We spray them, pluck them, and bury them under mulch; and we curse their resilience when they spring back into place. To most of us, weeds are a nuisance, not worth the dirt they are growing in. But the fact is weeds are a plant just like any other, and it is only we who designate them as a weed or not, as a plant we will dote over or one we will tear out of the earth with abandon. And as Nina Edwards shows in this history, that designation is constantly changing. Balancing popular history with botanical science, she tells the story of the lowly, but proud, weed.

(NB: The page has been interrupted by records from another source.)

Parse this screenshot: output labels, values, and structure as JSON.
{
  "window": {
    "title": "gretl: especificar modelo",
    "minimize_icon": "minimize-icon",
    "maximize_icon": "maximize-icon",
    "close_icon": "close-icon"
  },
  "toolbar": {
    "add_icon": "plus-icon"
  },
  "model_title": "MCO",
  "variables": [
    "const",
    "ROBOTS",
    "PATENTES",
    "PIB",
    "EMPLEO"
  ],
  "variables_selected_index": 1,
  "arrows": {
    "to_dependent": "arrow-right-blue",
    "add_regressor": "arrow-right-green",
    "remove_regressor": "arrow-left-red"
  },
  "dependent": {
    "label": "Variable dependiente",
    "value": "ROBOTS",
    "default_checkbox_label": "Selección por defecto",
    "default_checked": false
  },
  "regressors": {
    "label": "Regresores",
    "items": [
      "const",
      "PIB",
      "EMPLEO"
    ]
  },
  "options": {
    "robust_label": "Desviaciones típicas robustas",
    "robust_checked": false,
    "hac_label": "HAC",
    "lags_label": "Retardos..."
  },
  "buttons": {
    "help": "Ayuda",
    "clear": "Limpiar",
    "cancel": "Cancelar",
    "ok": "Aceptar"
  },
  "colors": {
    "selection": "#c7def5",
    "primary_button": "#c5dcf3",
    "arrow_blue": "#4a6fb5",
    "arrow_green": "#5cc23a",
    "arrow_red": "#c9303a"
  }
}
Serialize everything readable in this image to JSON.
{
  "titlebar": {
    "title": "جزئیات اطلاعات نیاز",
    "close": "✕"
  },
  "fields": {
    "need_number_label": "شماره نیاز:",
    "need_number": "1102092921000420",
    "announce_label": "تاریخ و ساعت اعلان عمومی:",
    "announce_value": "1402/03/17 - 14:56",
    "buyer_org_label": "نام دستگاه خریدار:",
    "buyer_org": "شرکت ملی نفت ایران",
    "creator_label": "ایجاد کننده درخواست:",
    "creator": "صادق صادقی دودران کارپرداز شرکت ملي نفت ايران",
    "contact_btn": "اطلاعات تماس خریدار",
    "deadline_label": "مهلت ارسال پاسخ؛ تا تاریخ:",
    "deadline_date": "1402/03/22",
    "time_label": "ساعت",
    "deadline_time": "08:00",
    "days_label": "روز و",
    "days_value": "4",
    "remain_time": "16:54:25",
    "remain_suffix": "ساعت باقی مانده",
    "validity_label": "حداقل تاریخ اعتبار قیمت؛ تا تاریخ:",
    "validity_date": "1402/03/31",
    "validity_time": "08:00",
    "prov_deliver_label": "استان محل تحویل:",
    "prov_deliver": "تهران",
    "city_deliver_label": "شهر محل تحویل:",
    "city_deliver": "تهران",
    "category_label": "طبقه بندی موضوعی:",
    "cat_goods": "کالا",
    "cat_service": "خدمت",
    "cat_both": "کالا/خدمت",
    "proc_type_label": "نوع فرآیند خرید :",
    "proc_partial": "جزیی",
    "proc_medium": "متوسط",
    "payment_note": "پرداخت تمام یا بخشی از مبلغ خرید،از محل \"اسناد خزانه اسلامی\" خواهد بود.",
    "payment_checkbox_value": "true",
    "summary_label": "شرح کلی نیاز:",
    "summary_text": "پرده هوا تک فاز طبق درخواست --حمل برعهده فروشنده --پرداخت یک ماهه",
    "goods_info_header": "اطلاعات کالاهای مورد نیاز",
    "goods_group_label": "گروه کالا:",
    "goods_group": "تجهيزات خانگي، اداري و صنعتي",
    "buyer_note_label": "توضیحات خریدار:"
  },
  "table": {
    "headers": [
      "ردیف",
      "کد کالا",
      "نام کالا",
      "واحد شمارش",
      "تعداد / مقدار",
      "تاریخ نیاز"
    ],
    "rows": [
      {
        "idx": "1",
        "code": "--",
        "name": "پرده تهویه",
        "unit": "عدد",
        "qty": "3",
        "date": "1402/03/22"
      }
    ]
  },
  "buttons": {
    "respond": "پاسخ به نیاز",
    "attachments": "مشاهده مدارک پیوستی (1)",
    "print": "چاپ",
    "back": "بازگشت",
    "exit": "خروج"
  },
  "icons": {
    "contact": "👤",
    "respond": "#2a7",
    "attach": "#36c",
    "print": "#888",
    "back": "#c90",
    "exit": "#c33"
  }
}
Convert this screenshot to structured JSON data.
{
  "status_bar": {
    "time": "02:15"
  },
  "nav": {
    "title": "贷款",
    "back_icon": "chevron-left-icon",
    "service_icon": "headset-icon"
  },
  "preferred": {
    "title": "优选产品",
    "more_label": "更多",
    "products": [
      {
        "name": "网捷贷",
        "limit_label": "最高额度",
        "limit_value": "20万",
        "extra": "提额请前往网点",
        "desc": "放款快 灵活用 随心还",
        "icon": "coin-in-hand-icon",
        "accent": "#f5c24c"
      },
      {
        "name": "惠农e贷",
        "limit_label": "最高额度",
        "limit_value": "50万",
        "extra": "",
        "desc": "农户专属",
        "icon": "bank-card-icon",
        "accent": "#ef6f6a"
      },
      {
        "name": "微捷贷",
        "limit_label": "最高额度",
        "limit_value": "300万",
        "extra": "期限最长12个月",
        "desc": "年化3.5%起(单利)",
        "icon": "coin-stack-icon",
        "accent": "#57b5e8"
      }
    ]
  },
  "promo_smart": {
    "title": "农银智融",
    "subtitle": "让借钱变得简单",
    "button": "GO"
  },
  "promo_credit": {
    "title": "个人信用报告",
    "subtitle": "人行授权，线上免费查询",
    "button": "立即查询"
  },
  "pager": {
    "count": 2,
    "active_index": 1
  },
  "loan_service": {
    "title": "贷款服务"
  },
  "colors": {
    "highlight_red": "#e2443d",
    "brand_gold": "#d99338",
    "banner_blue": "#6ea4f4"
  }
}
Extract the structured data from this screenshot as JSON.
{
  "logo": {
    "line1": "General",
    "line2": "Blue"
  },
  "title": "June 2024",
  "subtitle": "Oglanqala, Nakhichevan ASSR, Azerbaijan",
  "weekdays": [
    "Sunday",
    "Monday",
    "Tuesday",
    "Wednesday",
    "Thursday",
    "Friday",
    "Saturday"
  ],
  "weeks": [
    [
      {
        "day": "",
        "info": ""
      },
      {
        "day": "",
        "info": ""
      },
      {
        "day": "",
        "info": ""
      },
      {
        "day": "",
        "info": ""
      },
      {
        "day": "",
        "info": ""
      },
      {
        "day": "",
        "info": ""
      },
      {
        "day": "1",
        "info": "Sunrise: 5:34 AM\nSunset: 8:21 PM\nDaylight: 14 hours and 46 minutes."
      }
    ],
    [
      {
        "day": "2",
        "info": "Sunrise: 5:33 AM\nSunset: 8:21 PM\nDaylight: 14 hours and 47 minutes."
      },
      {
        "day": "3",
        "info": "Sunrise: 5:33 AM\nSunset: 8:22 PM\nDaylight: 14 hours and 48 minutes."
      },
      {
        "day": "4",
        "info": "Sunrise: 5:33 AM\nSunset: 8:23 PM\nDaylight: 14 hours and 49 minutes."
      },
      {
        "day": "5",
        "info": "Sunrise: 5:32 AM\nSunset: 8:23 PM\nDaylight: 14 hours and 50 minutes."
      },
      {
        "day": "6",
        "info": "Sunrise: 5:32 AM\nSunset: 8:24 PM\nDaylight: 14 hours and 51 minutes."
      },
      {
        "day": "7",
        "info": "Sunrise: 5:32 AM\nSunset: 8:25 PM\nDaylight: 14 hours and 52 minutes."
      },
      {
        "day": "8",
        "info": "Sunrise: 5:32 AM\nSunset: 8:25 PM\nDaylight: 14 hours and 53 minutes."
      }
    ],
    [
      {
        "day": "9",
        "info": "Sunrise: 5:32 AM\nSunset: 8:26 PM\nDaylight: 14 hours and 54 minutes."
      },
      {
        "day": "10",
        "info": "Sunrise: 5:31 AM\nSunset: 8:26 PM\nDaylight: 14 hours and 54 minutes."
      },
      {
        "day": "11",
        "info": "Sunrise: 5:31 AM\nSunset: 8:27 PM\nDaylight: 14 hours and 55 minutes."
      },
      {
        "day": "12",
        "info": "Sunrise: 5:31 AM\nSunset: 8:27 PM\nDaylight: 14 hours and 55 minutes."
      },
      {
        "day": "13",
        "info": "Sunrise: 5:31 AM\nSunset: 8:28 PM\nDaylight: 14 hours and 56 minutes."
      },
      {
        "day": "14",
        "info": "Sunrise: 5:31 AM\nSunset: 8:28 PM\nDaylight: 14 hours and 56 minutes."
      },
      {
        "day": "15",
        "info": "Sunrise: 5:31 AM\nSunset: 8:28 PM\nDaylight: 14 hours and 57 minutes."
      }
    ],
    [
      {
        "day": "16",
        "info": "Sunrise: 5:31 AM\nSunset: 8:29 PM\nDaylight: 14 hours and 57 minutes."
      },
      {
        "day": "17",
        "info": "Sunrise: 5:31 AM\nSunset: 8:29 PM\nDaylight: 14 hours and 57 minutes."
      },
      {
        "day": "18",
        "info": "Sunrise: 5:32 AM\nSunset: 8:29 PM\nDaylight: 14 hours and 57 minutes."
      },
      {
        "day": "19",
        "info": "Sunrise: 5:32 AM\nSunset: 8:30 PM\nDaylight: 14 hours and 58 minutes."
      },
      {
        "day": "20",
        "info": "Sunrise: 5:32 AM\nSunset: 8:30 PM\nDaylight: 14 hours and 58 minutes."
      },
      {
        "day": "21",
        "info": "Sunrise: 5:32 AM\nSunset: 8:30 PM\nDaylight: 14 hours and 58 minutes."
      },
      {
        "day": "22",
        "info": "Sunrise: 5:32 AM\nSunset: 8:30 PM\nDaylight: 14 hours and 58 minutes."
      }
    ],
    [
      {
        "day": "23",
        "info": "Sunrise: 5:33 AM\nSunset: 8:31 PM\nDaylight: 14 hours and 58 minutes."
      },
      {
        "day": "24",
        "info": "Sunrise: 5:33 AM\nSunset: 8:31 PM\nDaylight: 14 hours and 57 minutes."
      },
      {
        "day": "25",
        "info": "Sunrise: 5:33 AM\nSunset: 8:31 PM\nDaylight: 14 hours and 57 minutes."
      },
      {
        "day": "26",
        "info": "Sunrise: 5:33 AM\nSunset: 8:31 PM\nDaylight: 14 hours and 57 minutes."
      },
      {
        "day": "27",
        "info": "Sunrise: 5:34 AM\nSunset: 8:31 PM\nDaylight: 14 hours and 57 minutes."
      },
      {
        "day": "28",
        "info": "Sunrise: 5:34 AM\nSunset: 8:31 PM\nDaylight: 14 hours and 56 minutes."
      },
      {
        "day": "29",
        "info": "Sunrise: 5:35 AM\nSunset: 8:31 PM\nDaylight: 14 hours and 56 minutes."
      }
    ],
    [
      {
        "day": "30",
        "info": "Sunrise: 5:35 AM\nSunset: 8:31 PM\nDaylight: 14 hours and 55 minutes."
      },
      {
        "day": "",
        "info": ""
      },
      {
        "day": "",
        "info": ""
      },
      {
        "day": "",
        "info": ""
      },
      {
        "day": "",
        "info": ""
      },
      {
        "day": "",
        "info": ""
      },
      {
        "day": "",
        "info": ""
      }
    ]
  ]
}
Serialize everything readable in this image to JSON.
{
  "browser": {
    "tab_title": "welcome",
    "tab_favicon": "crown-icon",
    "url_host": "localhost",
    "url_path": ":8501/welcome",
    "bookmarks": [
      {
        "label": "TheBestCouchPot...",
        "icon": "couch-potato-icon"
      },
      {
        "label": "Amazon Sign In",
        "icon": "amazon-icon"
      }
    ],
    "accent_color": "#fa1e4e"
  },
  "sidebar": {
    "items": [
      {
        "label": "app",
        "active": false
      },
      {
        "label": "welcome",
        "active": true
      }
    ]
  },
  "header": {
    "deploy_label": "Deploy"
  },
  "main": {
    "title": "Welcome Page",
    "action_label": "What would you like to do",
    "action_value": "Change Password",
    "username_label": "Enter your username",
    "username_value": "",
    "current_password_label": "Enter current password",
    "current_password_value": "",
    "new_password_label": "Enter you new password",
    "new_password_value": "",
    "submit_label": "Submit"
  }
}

As Edwards shows, the idea of the weed is a slippery one, constantly changing under different needs, fashions, and contexts. In a tightly controlled field of corn, a scarlet poppy is a bright red intruder, but in other parts of the world it is an important cultural symbol, a potent and lucrative pharmaceutical source, or simply a beautiful, lakeside ornament. What we consider a pest—Aristolochia Rotunda, or “fat hen”—was, in Neolithic times, a staple crop, its seeds an important source of nutrition. Sprinkled with personal anecdotes and loads of useful information, Weeds sketches history after history of the fashions and attitudes that have shaped our gardens, showing us that it is just as important what we keep out of them as what we put in, and that just because we despise one species does not mean that there haven’t been others whose very lives have depended on it.